**Examples of these kinds of “flaws” are kinda similar to those cliched job interview answers to the “what’s your biggest weakness?” question. Answering “I care too much and I work too hard” tells a potential employer nothing. It can also tell readers nothing if your characters have “flaws” that can be more easily twisted into strengths. The flip side can be an antagonist who is evil for the sake of evil. That’s just as boring most of the time.
***The biggest takeaway for me was that I don’t think my characters are the problem, but it feels like I’m probably not giving them quite the right stuff to do. That jives with what I’ve been feeling, and it was something of a relief to feel like I had at least diagnosed the problem properly on my own. I’ll be mapping my main character’s traits against plot elements to better ensure they make sense together. The question I’ll be trying to answer is, does the events I make my character go through align with the emotional journey I want for that character?
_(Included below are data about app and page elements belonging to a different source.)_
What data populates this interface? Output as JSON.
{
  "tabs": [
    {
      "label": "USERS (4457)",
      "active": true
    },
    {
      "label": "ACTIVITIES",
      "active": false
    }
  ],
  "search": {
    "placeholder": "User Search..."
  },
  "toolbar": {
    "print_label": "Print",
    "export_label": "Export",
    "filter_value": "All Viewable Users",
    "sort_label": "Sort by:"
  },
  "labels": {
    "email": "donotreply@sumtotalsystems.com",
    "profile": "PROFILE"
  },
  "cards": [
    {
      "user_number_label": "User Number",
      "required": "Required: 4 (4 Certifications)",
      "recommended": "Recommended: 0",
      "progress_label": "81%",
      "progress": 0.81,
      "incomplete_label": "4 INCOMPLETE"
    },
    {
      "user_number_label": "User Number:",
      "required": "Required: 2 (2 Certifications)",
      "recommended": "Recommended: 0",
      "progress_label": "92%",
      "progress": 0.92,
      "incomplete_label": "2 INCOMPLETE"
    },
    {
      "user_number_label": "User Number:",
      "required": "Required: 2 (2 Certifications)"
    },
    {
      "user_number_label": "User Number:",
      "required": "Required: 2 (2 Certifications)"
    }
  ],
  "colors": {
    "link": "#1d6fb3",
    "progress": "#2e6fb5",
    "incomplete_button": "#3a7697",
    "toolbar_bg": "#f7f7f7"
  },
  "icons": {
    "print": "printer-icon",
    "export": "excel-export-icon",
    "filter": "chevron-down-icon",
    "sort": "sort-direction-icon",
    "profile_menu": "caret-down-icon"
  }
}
Is he presented with challenges that make sense for his personality?